In March, there were 6,400 more goods-producing jobs than a year ago. Besides the jump in petroleum-related employment, there were 5,400 more construction jobs. However, manufacturing was down by 2,900 jobs.

The service-producing sector was fueled by 15,100 more jobs in the general services category and 9,700 more positions in retail trade.

Among the state’s metropolitan areas:

4Baton Rouge had 8,200 more non-farm jobs than a year ago, including 1,700 in goods-producing and 6,500 in the service-producing sector.

4New Orleans was down by 100 jobs. A 500-job gain in the goods-producing sector was offset by a 900-job decline in the service-producing sector, which has been responsible for the lion’s share of the area’s gains for much of the past decade.

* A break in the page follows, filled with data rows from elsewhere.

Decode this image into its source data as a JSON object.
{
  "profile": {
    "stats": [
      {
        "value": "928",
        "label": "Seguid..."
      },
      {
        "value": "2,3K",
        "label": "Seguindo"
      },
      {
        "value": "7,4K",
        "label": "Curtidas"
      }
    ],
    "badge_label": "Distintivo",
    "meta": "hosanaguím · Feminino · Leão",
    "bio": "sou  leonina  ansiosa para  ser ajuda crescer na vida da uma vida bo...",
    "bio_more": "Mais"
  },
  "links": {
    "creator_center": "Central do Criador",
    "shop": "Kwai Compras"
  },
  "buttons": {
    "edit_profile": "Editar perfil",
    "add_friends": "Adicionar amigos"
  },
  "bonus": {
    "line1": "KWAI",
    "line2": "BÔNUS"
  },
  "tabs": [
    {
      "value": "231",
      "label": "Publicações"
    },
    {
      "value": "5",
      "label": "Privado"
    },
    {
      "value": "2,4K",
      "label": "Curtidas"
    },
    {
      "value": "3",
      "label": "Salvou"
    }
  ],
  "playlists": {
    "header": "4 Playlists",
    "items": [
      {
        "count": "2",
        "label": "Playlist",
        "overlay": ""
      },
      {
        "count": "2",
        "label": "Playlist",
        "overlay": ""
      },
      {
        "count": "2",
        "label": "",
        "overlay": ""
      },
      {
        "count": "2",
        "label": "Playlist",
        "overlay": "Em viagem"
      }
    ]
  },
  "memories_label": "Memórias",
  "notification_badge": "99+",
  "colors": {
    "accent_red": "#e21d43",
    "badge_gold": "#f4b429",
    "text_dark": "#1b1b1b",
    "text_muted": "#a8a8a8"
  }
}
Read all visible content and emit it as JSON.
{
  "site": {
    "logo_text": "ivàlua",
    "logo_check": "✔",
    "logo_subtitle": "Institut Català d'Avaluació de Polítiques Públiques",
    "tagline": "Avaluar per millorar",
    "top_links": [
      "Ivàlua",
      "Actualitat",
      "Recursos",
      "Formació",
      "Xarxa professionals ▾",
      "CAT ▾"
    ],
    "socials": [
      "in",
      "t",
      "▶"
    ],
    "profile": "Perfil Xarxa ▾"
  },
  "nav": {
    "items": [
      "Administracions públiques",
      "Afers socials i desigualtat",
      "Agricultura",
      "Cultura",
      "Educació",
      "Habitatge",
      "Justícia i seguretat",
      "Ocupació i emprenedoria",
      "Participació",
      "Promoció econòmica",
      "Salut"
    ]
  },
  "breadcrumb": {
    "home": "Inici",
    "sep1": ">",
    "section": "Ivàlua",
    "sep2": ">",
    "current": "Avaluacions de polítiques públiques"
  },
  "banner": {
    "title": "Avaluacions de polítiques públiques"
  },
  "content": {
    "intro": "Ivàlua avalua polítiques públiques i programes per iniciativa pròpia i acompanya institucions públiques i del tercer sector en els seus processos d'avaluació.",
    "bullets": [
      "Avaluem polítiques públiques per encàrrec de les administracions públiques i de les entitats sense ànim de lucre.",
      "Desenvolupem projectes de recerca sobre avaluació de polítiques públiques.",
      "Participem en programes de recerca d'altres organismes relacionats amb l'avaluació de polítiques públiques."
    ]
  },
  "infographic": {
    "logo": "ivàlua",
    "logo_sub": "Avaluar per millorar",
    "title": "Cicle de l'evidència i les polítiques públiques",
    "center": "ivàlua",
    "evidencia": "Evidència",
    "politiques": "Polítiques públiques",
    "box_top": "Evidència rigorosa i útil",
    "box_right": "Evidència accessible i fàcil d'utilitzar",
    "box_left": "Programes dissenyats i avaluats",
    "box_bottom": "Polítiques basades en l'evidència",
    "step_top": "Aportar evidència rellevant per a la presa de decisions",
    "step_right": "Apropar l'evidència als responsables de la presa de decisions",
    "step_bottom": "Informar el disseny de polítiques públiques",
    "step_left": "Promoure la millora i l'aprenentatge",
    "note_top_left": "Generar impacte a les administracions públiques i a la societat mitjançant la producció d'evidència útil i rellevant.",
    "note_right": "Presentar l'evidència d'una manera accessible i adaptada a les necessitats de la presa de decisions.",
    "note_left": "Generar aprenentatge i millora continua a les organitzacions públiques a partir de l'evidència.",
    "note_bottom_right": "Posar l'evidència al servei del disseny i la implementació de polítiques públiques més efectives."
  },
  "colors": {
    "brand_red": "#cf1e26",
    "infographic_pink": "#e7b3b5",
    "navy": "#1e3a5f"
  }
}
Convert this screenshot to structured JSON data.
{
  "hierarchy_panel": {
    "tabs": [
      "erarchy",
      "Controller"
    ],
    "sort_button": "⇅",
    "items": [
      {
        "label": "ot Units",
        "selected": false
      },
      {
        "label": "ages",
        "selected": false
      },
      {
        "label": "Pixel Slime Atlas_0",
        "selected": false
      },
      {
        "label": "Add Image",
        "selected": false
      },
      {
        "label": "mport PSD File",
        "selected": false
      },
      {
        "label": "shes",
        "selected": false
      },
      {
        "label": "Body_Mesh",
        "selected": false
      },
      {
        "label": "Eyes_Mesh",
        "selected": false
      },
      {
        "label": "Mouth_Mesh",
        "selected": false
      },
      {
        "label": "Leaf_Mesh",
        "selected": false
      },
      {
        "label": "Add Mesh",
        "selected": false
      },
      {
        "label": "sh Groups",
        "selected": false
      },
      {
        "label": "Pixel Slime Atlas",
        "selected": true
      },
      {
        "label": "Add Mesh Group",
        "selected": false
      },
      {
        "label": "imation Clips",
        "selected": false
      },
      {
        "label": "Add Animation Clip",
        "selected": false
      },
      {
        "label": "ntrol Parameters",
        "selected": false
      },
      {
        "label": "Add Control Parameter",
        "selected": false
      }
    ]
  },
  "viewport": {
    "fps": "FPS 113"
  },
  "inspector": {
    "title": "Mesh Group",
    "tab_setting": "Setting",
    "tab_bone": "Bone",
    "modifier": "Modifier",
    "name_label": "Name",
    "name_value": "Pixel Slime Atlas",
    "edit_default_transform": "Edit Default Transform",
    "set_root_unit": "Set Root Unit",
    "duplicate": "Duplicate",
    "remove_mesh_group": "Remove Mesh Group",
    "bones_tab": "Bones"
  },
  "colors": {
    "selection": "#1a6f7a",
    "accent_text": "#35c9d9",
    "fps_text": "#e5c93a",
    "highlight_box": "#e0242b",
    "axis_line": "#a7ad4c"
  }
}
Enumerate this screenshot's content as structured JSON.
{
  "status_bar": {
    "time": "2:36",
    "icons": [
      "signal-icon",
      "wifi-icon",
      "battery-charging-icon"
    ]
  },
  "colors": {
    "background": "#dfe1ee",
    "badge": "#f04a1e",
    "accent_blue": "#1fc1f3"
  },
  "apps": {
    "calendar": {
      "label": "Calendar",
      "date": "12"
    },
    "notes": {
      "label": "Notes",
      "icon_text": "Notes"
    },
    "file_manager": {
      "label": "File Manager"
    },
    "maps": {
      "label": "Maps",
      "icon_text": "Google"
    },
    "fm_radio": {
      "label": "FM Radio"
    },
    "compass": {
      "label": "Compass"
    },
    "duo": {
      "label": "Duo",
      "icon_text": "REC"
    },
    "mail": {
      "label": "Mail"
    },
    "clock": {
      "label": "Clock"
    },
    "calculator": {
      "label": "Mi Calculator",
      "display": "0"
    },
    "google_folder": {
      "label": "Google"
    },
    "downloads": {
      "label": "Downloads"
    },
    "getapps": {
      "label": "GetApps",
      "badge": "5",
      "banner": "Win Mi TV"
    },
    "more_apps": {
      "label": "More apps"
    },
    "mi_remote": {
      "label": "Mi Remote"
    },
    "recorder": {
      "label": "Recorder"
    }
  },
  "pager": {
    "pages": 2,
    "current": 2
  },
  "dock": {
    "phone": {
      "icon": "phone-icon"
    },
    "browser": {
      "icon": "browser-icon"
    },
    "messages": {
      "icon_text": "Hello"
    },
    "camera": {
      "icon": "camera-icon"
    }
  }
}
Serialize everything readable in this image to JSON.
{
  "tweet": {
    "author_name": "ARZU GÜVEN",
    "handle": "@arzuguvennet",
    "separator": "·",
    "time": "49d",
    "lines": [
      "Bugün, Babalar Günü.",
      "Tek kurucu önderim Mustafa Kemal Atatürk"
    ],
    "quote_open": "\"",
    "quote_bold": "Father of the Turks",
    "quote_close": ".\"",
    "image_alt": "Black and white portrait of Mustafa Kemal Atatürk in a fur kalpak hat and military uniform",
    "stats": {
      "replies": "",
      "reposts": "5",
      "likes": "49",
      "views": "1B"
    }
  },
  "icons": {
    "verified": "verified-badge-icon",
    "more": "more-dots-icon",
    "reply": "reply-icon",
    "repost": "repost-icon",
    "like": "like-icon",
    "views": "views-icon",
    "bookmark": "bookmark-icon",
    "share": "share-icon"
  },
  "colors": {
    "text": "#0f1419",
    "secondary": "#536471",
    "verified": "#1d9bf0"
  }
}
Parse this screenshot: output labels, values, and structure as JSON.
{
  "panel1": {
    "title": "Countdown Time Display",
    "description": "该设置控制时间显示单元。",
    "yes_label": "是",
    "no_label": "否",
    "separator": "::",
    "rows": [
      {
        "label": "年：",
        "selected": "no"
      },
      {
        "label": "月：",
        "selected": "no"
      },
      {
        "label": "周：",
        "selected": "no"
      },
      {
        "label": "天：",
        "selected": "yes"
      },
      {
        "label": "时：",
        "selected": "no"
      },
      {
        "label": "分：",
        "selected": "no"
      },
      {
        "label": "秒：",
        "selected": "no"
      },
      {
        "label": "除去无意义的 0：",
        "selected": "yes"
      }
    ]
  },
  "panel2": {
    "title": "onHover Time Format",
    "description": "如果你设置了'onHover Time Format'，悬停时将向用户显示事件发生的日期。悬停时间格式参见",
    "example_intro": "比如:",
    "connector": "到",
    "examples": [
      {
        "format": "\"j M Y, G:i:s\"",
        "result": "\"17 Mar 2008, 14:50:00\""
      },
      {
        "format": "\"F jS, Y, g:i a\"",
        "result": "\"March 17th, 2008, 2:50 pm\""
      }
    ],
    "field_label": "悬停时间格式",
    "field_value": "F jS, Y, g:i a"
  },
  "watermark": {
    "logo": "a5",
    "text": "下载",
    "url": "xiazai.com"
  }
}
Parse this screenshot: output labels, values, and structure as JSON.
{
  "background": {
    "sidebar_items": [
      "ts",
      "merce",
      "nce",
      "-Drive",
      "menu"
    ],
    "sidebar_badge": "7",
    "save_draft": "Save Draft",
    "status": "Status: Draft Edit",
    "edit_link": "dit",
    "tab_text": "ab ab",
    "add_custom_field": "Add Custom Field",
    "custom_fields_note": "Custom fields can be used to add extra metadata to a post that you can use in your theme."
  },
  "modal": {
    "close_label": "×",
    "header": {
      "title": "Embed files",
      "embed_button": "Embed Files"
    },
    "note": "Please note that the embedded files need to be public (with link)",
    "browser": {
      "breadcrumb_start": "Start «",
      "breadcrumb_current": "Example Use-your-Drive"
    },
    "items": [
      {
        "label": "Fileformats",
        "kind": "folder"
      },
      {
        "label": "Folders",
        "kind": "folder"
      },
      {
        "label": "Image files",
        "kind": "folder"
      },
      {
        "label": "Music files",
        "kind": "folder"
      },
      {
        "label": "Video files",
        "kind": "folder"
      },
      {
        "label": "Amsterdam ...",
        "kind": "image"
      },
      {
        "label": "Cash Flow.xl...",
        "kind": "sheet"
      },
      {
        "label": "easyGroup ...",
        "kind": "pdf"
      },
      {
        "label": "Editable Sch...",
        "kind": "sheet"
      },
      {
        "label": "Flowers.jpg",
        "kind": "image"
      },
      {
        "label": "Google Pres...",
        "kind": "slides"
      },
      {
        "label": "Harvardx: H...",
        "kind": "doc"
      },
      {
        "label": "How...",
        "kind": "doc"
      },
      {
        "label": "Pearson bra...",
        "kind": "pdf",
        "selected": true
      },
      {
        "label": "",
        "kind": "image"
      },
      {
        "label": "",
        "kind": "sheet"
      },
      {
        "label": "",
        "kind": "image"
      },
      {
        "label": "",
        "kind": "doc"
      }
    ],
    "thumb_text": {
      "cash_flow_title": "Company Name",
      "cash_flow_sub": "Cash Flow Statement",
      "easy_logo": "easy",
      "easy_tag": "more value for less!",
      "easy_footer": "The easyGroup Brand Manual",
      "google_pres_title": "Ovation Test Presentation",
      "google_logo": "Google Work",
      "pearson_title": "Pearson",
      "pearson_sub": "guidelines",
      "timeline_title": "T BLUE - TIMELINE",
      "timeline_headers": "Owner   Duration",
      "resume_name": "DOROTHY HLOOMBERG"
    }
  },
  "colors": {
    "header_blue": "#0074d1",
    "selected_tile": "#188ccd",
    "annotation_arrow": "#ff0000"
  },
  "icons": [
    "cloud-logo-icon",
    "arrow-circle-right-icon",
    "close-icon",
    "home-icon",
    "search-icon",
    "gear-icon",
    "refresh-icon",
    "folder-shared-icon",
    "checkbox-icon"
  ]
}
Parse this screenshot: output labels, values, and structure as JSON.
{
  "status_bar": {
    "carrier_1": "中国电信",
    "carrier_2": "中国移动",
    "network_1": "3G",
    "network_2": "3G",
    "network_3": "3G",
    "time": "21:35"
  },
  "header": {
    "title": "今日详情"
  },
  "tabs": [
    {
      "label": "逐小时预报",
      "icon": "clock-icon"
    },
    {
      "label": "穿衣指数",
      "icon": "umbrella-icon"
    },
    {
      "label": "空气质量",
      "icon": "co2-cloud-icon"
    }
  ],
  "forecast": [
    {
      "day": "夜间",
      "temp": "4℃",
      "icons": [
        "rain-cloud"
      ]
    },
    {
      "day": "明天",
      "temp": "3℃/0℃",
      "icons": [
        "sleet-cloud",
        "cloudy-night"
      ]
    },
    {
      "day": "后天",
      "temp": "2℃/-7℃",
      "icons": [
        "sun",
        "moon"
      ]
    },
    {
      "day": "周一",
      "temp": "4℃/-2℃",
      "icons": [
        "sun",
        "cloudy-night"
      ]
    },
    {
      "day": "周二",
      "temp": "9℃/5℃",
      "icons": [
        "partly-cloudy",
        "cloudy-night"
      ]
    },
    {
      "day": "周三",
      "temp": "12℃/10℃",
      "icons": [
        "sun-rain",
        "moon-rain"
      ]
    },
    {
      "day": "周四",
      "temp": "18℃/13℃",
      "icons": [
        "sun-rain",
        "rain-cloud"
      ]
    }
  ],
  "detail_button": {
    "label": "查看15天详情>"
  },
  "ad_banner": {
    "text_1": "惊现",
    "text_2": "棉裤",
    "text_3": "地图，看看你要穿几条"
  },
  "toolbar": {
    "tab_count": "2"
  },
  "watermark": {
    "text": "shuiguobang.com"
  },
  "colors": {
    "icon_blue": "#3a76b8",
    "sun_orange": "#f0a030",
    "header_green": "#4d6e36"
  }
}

The petroleum industry, which has been shrinking constantly in the area since the early 1990s, had 800 more jobs in March than a year ago.

4Shreveport-Bossier was up by 3,800 non-farm jobs, all but 200 in the service-producing sector.

4Alexandria had 700 more non-farm jobs, all but 100 in the service-producing sector.

4Houma-Thibodaux was up by 3,700 non-farm jobs, including 800 in petroleum, 300 in manufacturing and 100 in construction. The oil-dependent area also added 600 service-producing jobs.

4Lafayette had 5,800 more non-farm jobs than a year ago, including 1,500 in petroleum. All goods-producing sectors rose by 2,000 jobs, while the service-producing sector added 3,800 jobs.

4Lake Charles lost 400 non-farm jobs, consisting of a gain of 200 service-producing jobs and a loss of 600 goods-producing jobs.

4Monroe gained 2,600 non-farm jobs, all but 100 in the service-producing sector.